[Page and application data records]
+++

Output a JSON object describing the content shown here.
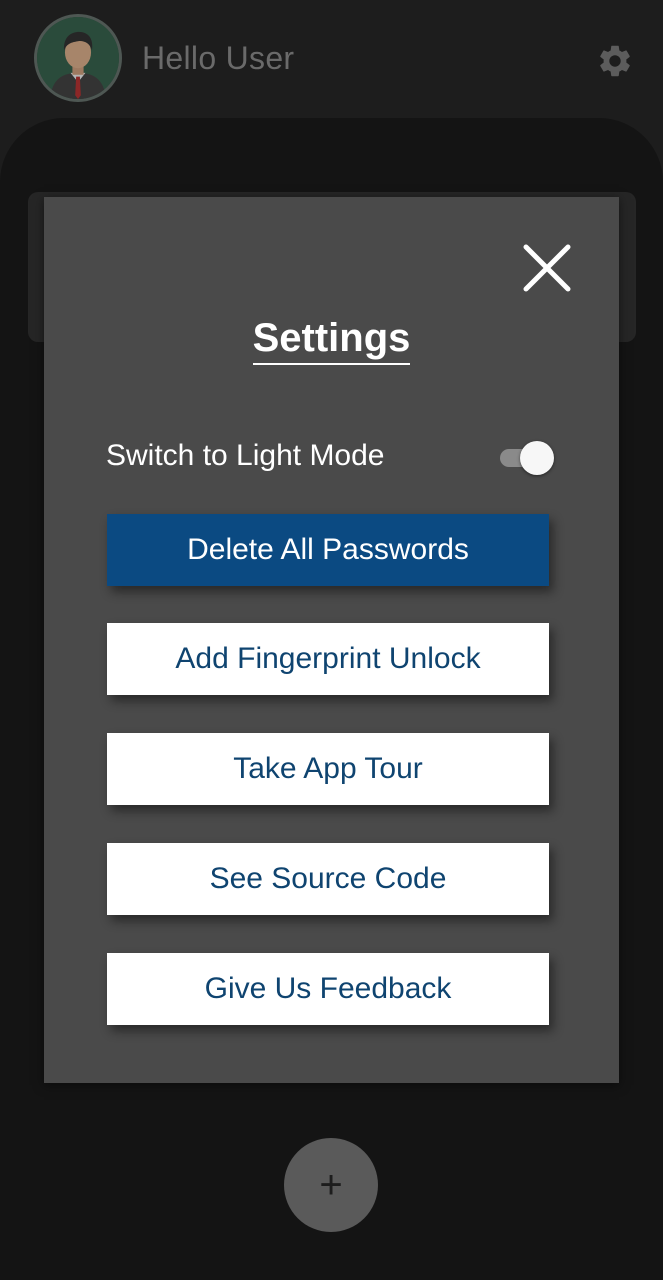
{
  "header": {
    "greeting": "Hello User",
    "avatar_icon": "user-avatar-icon",
    "settings_icon": "gear-icon"
  },
  "settings_modal": {
    "title": "Settings",
    "close_icon": "close-icon",
    "theme_toggle": {
      "label": "Switch to Light Mode",
      "checked": true
    },
    "buttons": {
      "delete_all": "Delete All Passwords",
      "fingerprint": "Add Fingerprint Unlock",
      "tour": "Take App Tour",
      "source_code": "See Source Code",
      "feedback": "Give Us Feedback"
    }
  },
  "fab": {
    "label": "+"
  },
  "colors": {
    "danger_button": "#0b4a82",
    "button_text": "#0f4470",
    "modal_bg": "#4a4a4a",
    "app_bg": "#1d1d1d"
  }
}
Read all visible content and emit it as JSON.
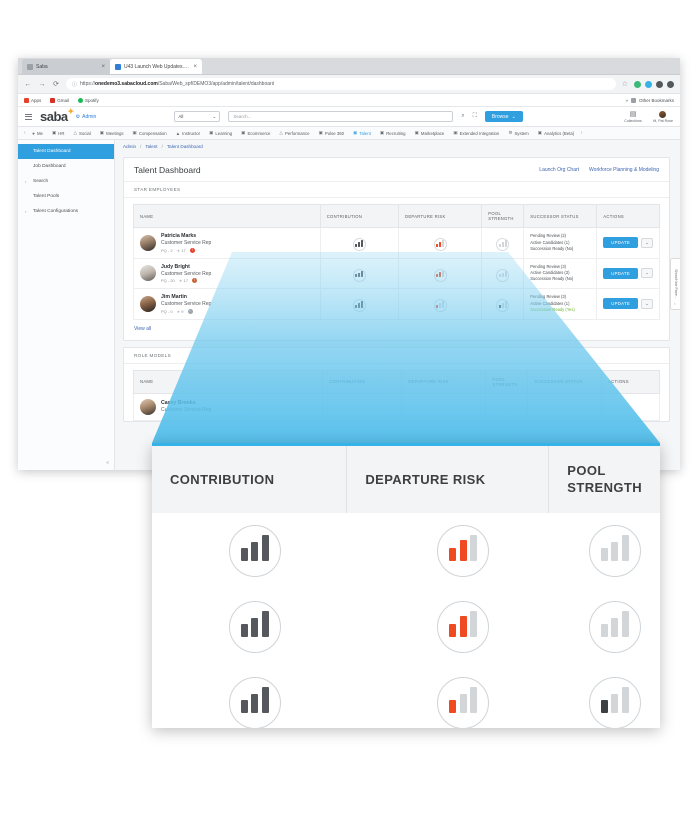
{
  "browser": {
    "tabs": [
      {
        "title": "Saba",
        "favicon": "saba-favicon",
        "active": false
      },
      {
        "title": "U43 Launch Web Updates.doc",
        "favicon": "doc-favicon",
        "active": true
      }
    ],
    "close_glyph": "×",
    "nav": {
      "back": "←",
      "forward": "→",
      "reload": "⟳"
    },
    "omnibox": {
      "lock_icon": "info-icon",
      "prefix": "https://",
      "host": "onedemo3.sabacloud.com",
      "path": "/Saba/Web_spf/DEMO3/app/admin/talent/dashboard",
      "star_icon": "bookmark-star-icon"
    },
    "bookmarks": [
      {
        "label": "Apps",
        "icon": "apps-grid-icon"
      },
      {
        "label": "Gmail",
        "icon": "gmail-icon"
      },
      {
        "label": "Spotify",
        "icon": "spotify-icon"
      }
    ],
    "bookmarks_right": {
      "label": "Other Bookmarks",
      "icon": "folder-icon",
      "overflow": "»"
    }
  },
  "app_header": {
    "menu_icon": "hamburger-icon",
    "logo_text": "saba",
    "logo_star": "✦",
    "admin_label": "Admin",
    "admin_icon": "person-gear-icon",
    "scope_select": {
      "value": "All",
      "caret": "⌄"
    },
    "search": {
      "placeholder": "Search...",
      "icon": "search-icon",
      "expand_icon": "expand-icon"
    },
    "browse_button": {
      "label": "Browse",
      "caret": "⌄"
    },
    "tiles": [
      {
        "label": "Collections",
        "icon": "collections-icon"
      },
      {
        "label": "Hi, Pat Rose",
        "icon": "avatar-icon"
      }
    ]
  },
  "nav_bar": {
    "left_arrow": "‹",
    "right_arrow": "›",
    "items": [
      {
        "label": "Me",
        "icon": "person-icon",
        "active": false
      },
      {
        "label": "HR",
        "icon": "hr-icon",
        "active": false
      },
      {
        "label": "Social",
        "icon": "social-icon",
        "active": false
      },
      {
        "label": "Meetings",
        "icon": "meetings-icon",
        "active": false
      },
      {
        "label": "Compensation",
        "icon": "compensation-icon",
        "active": false
      },
      {
        "label": "Instructor",
        "icon": "instructor-icon",
        "active": false
      },
      {
        "label": "Learning",
        "icon": "learning-icon",
        "active": false
      },
      {
        "label": "Ecommerce",
        "icon": "ecommerce-icon",
        "active": false
      },
      {
        "label": "Performance",
        "icon": "performance-icon",
        "active": false
      },
      {
        "label": "Pulse 360",
        "icon": "pulse-icon",
        "active": false
      },
      {
        "label": "Talent",
        "icon": "talent-icon",
        "active": true
      },
      {
        "label": "Recruiting",
        "icon": "recruiting-icon",
        "active": false
      },
      {
        "label": "Marketplace",
        "icon": "marketplace-icon",
        "active": false
      },
      {
        "label": "Extended Integration",
        "icon": "integration-icon",
        "active": false
      },
      {
        "label": "System",
        "icon": "gear-icon",
        "active": false
      },
      {
        "label": "Analytics (Beta)",
        "icon": "analytics-icon",
        "active": false
      }
    ]
  },
  "sidebar": {
    "items": [
      {
        "label": "Talent Dashboard",
        "active": true,
        "expandable": false
      },
      {
        "label": "Job Dashboard",
        "active": false,
        "expandable": false
      },
      {
        "label": "Search",
        "active": false,
        "expandable": true
      },
      {
        "label": "Talent Pools",
        "active": false,
        "expandable": false
      },
      {
        "label": "Talent Configurations",
        "active": false,
        "expandable": true
      }
    ],
    "caret": "›",
    "collapse_icon": "«"
  },
  "breadcrumb": {
    "items": [
      "Admin",
      "Talent",
      "Talent Dashboard"
    ],
    "separator": "/"
  },
  "page": {
    "title": "Talent Dashboard",
    "links": [
      {
        "label": "Launch Org Chart"
      },
      {
        "label": "Workforce Planning & Modeling"
      }
    ]
  },
  "sections": [
    {
      "label": "STAR EMPLOYEES"
    },
    {
      "label": "ROLE MODELS"
    }
  ],
  "table": {
    "headers": [
      "NAME",
      "CONTRIBUTION",
      "DEPARTURE RISK",
      "POOL STRENGTH",
      "SUCCESSOR STATUS",
      "ACTIONS"
    ],
    "rows": [
      {
        "name": "Patricia Marks",
        "title": "Customer Service Rep",
        "pq": "PQ - 2",
        "star_icon": "★",
        "star_count": "17",
        "badge": "!",
        "badge_color": "#e8412b",
        "contribution": {
          "bars": [
            0.5,
            0.72,
            1.0
          ],
          "colors": [
            "#55595d",
            "#55595d",
            "#55595d"
          ]
        },
        "departure_risk": {
          "bars": [
            0.5,
            0.78,
            1.0
          ],
          "colors": [
            "#f04a23",
            "#f04a23",
            "#d2d6d9"
          ]
        },
        "pool_strength": {
          "bars": [
            0.5,
            0.72,
            1.0
          ],
          "colors": [
            "#d2d6d9",
            "#d2d6d9",
            "#d2d6d9"
          ]
        },
        "successor": [
          "Pending Review (2)",
          "Active Candidates (1)",
          "Succession Ready (No)"
        ],
        "succession_ready": false,
        "update_label": "UPDATE",
        "caret": "⌄"
      },
      {
        "name": "Judy Bright",
        "title": "Customer Service Rep",
        "pq": "PQ - 20",
        "star_icon": "★",
        "star_count": "17",
        "badge": "!",
        "badge_color": "#c8623a",
        "contribution": {
          "bars": [
            0.5,
            0.72,
            1.0
          ],
          "colors": [
            "#55595d",
            "#55595d",
            "#55595d"
          ]
        },
        "departure_risk": {
          "bars": [
            0.5,
            0.78,
            1.0
          ],
          "colors": [
            "#f04a23",
            "#f04a23",
            "#d2d6d9"
          ]
        },
        "pool_strength": {
          "bars": [
            0.5,
            0.72,
            1.0
          ],
          "colors": [
            "#d2d6d9",
            "#d2d6d9",
            "#d2d6d9"
          ]
        },
        "successor": [
          "Pending Review (3)",
          "Active Candidates (3)",
          "Succession Ready (No)"
        ],
        "succession_ready": false,
        "update_label": "UPDATE",
        "caret": "⌄"
      },
      {
        "name": "Jim Martin",
        "title": "Customer Service Rep",
        "pq": "PQ - 0",
        "star_icon": "★",
        "star_count": "9",
        "badge": "i",
        "badge_color": "#9aa4ac",
        "contribution": {
          "bars": [
            0.5,
            0.72,
            1.0
          ],
          "colors": [
            "#55595d",
            "#55595d",
            "#55595d"
          ]
        },
        "departure_risk": {
          "bars": [
            0.5,
            0.78,
            1.0
          ],
          "colors": [
            "#f04a23",
            "#d2d6d9",
            "#d2d6d9"
          ]
        },
        "pool_strength": {
          "bars": [
            0.5,
            0.72,
            1.0
          ],
          "colors": [
            "#3c4043",
            "#d2d6d9",
            "#d2d6d9"
          ]
        },
        "successor": [
          "Pending Review (3)",
          "Active Candidates (1)",
          "Succession Ready (Yes)"
        ],
        "succession_ready": true,
        "update_label": "UPDATE",
        "caret": "⌄"
      }
    ],
    "view_all": "View all"
  },
  "role_models": {
    "headers": [
      "NAME",
      "CONTRIBUTION",
      "DEPARTURE RISK",
      "POOL STRENGTH",
      "SUCCESSOR STATUS",
      "ACTIONS"
    ],
    "rows": [
      {
        "name": "Casey Brooks",
        "title": "Customer Service Rep"
      }
    ]
  },
  "show_hide_tab": {
    "label": "Show/Hide Pane...",
    "arrow": "‹"
  },
  "callout": {
    "accent_color": "#35b3e8",
    "headers": [
      {
        "label": "CONTRIBUTION",
        "name": "contribution"
      },
      {
        "label": "DEPARTURE RISK",
        "name": "departure-risk"
      },
      {
        "label": "POOL STRENGTH",
        "name": "pool-strength"
      }
    ],
    "rows": [
      {
        "contribution": {
          "bars": [
            0.45,
            0.7,
            1.0
          ],
          "colors": [
            "#55595d",
            "#55595d",
            "#55595d"
          ]
        },
        "departure_risk": {
          "bars": [
            0.45,
            0.78,
            1.0
          ],
          "colors": [
            "#f04a23",
            "#f04a23",
            "#d2d6d9"
          ]
        },
        "pool_strength": {
          "bars": [
            0.45,
            0.7,
            1.0
          ],
          "colors": [
            "#d2d6d9",
            "#d2d6d9",
            "#d2d6d9"
          ]
        }
      },
      {
        "contribution": {
          "bars": [
            0.45,
            0.7,
            1.0
          ],
          "colors": [
            "#55595d",
            "#55595d",
            "#55595d"
          ]
        },
        "departure_risk": {
          "bars": [
            0.45,
            0.78,
            1.0
          ],
          "colors": [
            "#f04a23",
            "#f04a23",
            "#d2d6d9"
          ]
        },
        "pool_strength": {
          "bars": [
            0.45,
            0.7,
            1.0
          ],
          "colors": [
            "#d2d6d9",
            "#d2d6d9",
            "#d2d6d9"
          ]
        }
      },
      {
        "contribution": {
          "bars": [
            0.45,
            0.7,
            1.0
          ],
          "colors": [
            "#55595d",
            "#55595d",
            "#55595d"
          ]
        },
        "departure_risk": {
          "bars": [
            0.45,
            0.7,
            1.0
          ],
          "colors": [
            "#f04a23",
            "#d2d6d9",
            "#d2d6d9"
          ]
        },
        "pool_strength": {
          "bars": [
            0.45,
            0.7,
            1.0
          ],
          "colors": [
            "#3c4043",
            "#d2d6d9",
            "#d2d6d9"
          ]
        }
      }
    ]
  }
}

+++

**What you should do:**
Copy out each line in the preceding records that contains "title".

**Answer box:**
    "title": "Settings",
        "title": "Saba",
        "title": "U43 Launch Web Updates.doc",
    "title": "Talent Dashboard",
        "title": "Customer Service Rep",
        "title": "Customer Service Rep",
        "title": "Customer Service Rep",
        "title": "Customer Service Rep"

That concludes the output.